It is immediately obvious that this beautiful, light, and airy modern space is a place for potential and existing Mercedes consumers to come and interact with the cars, including test drive and talk to expert staff. "This is not a dealership" as Ueno points out, rather a showroom and a great marketing space for the brand. "At first my dealers were like, ok are you going to start direct selling cars now?" To which he gently assured them that this space and others like it, for example at Haneda Airport, were actually of benefit to the dealerships rather than competing against them. Once again Ueno stayed faithful to his agenda and vision and long-term plan, which was ahead of its time in the realm of car marketing. It gave Mercedes the most valuable insight into meeting with customers directly, rather than just through the franchised dealerships. This kind of concept allows the consumer to feel more comfortable interacting with the cars and not be in a 'pressured' situation to buy. It is one of many initiatives Ueno has implemented in his long-standing career at Mercedes and one can only assume reign will continue within the company as its leader.
The interview wrapped up after a solid hour of deep discussion and self-reflection, and Ueno appears to be heading straight into another meeting. His sense of purpose, energy, and command is evident to all of us surrounding him. I cannot help to think of the little boy, all those years ago who was placed in front of Miss Matsukata and the figure he has now become.

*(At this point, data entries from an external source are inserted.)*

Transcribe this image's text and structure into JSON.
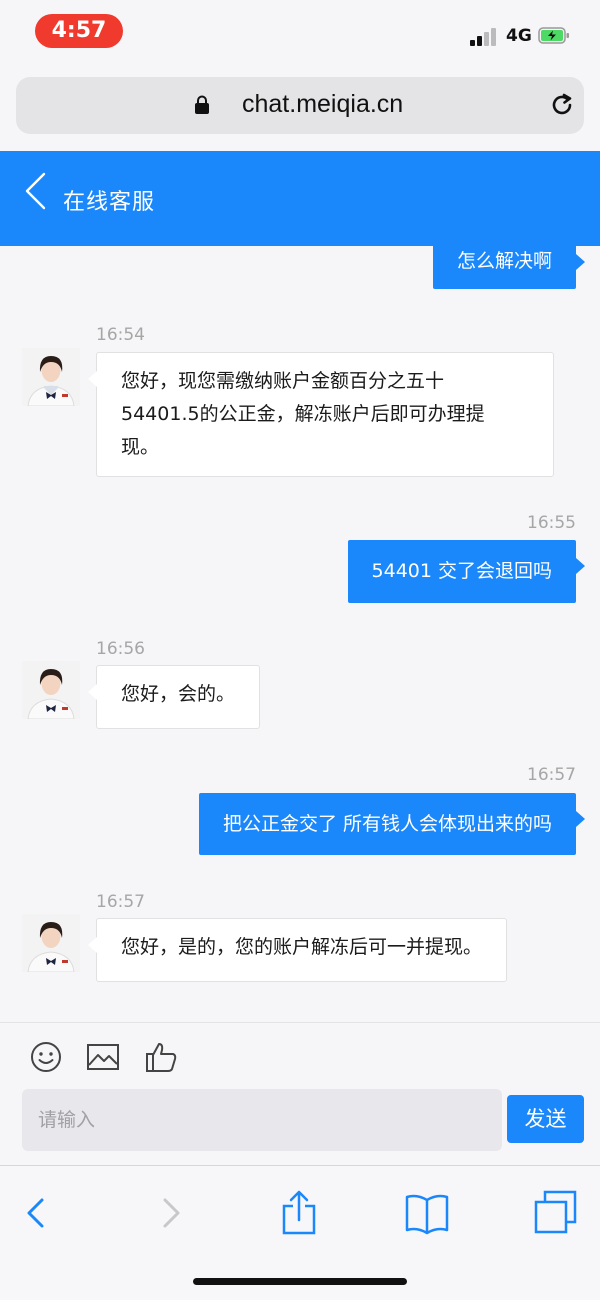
{
  "status_bar": {
    "time": "4:57",
    "network": "4G"
  },
  "browser": {
    "url": "chat.meiqia.cn"
  },
  "header": {
    "title": "在线客服"
  },
  "messages": [
    {
      "from": "me",
      "text": "怎么解决啊"
    },
    {
      "from": "agent",
      "time": "16:54",
      "lines": [
        "您好，现您需缴纳账户金额百分之五十",
        "54401.5的公正金，解冻账户后即可办理提",
        "现。"
      ]
    },
    {
      "from": "me",
      "time": "16:55",
      "text": "54401 交了会退回吗"
    },
    {
      "from": "agent",
      "time": "16:56",
      "text": "您好，会的。"
    },
    {
      "from": "me",
      "time": "16:57",
      "text": "把公正金交了 所有钱人会体现出来的吗"
    },
    {
      "from": "agent",
      "time": "16:57",
      "text": "您好，是的，您的账户解冻后可一并提现。"
    }
  ],
  "composer": {
    "placeholder": "请输入",
    "send_label": "发送"
  },
  "icons": [
    "smiley-icon",
    "image-icon",
    "thumbs-up-icon",
    "back-icon",
    "forward-icon",
    "share-icon",
    "bookmarks-icon",
    "tabs-icon"
  ],
  "colors": {
    "accent": "#1a87fb",
    "time_pill": "#f03a2e",
    "battery_charge": "#4cd964"
  }
}
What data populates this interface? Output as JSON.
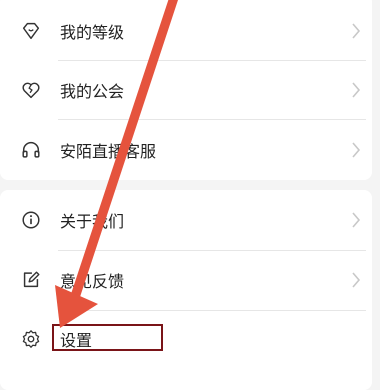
{
  "group1": {
    "items": [
      {
        "label": "我的等级",
        "icon": "diamond-heart-icon"
      },
      {
        "label": "我的公会",
        "icon": "broken-heart-icon"
      },
      {
        "label": "安陌直播客服",
        "icon": "headphones-icon"
      }
    ]
  },
  "group2": {
    "items": [
      {
        "label": "关于我们",
        "icon": "info-icon"
      },
      {
        "label": "意见反馈",
        "icon": "edit-icon"
      },
      {
        "label": "设置",
        "icon": "gear-icon"
      }
    ]
  },
  "annotation": {
    "arrow_color": "#e5533d",
    "box_color": "#7a1418"
  }
}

It gave me a great smile and sense of hope for my own three Nishimachi-enrolled children and the wonder at what they will also become one day from their early-life challenges.